Dáil votes to join new EU military cooperative structure

Members of the Irish Defence Forces conducting a major military exercise in the Dublin area, 06-12-2017. Image: Irish Defence Forces

The Dáil has voted join a new EU framework agreement that will see greater military cooperation between member states.

The decision to join the Permanent Structure Co-operation (PESCO) was passed this evening by a margin of 75 votes to 42.

The pact is seen by many as the first step towards the establishment an EU army.

A number of TDs have voiced concerns the agreement will undermine Ireland’s neutrality – while People Before Profit has warned it is considering mounting a constitutional challenge to the decision.

The Taoiseach has claimed the country's neutrality will not be affected – as the vote only opts in to certain parts of the agreement.

He said it would see countries sharing information and co-operate on issues of defence.

Neutrality

However, a host of opposition TDs warned that the Government had tried to “ram it through” the house without proper debate.

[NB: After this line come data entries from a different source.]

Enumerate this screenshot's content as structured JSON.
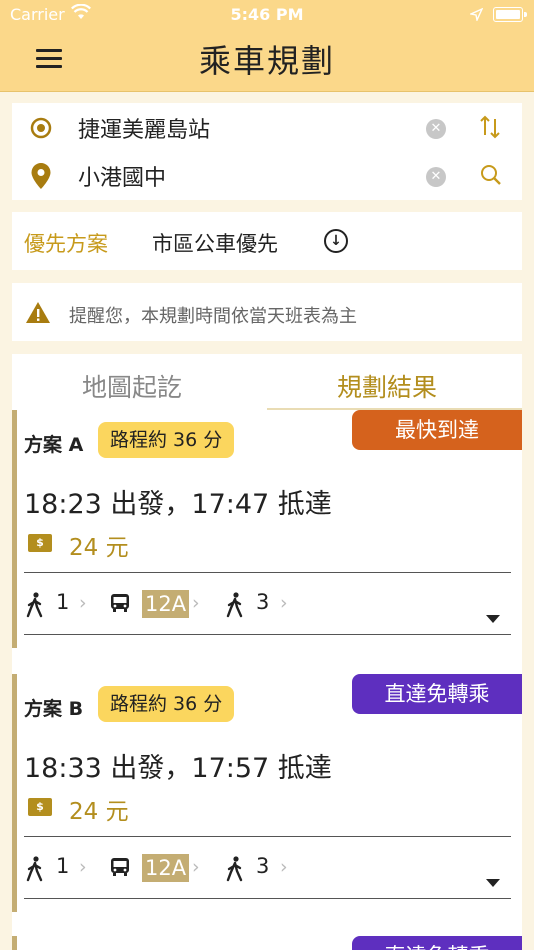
{
  "status_bar": {
    "carrier": "Carrier",
    "time": "5:46 PM"
  },
  "nav": {
    "title": "乘車規劃",
    "menu_icon": "hamburger-icon"
  },
  "trip": {
    "origin": "捷運美麗島站",
    "destination": "小港國中",
    "origin_icon": "origin-target-icon",
    "destination_icon": "map-pin-icon",
    "swap_icon": "swap-arrows-icon",
    "search_icon": "search-icon",
    "clear_icon": "clear-circle-icon"
  },
  "preference": {
    "label": "優先方案",
    "value": "市區公車優先",
    "icon": "download-circle-icon"
  },
  "notice": {
    "icon": "warning-icon",
    "text": "提醒您，本規劃時間依當天班表為主"
  },
  "tabs": [
    {
      "label": "地圖起訖",
      "active": false
    },
    {
      "label": "規劃結果",
      "active": true
    }
  ],
  "plans": [
    {
      "name": "方案 A",
      "duration": "路程約 36 分",
      "badge": "最快到達",
      "badge_color": "#d5621d",
      "times": "18:23 出發，17:47 抵達",
      "fare": "24 元",
      "steps": {
        "walk1": "1",
        "route": "12A",
        "walk2": "3"
      }
    },
    {
      "name": "方案 B",
      "duration": "路程約 36 分",
      "badge": "直達免轉乘",
      "badge_color": "#5e2fbf",
      "times": "18:33 出發，17:57 抵達",
      "fare": "24 元",
      "steps": {
        "walk1": "1",
        "route": "12A",
        "walk2": "3"
      }
    },
    {
      "name": "",
      "duration": "",
      "badge": "直達免轉乘",
      "badge_color": "#5e2fbf"
    }
  ],
  "colors": {
    "accent": "#c79a1b",
    "header": "#fbd88a",
    "duration_pill": "#fbd65e",
    "route_chip": "#c4ad73"
  }
}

People Before Profit TD Richard Boyd Barrett called the vote was an “abandonment of our neutrality and is unconstitutional and should be challenged.”

“No doubt you have been briefing the media that there is nothing to see here,” he said.

“That this isn’t relevant, it is not significant - there are no legal implications.”

“But the truth is, this is us joining up in a common defence which will require us to regularly - and I am quoting – ‘increase defence budgets in real terms to meet the 2% of GDP benchmark.’”

“That would mean a quadrupling of Irish defence expenditure.”

Democratic scrutiny

Independent TD Clare Daly said the decision to rush through the vote was an “effort to avoid democratic scrutiny” by the house.

“It is nothing more than a manoeuvre to precisely avoid effective scrutiny of this measure, not just in this House but among the broader public,” she said.

“There is no doubt in my mind this is happening because the political establishment has learned the lessons from the last time people got information - Lisbon and so on - so it is better that we keep them in the dark.”

“If the Government is so confident it can stand over the arguments and answer the questions on this issue, why are we ramming it through today? “It has not been answered and I think the silence itself is the answer.”

Case by case

The Tánaiste Simon Coveney said the agreement would only commit the country on an, opt in or opt out basis.

“It is no more or less than that on a case-by-case basis,” he said.

“I suspect we will want to use this in terms of counter-terrorism; in terms of peace keeping and training; in areas potentially like marine surveillance – so that Ireland can be part of collective initiatives.”

Yesterday the Taoiseach said Ireland will not be buying aircraft carriers or fighter jets' under the plan.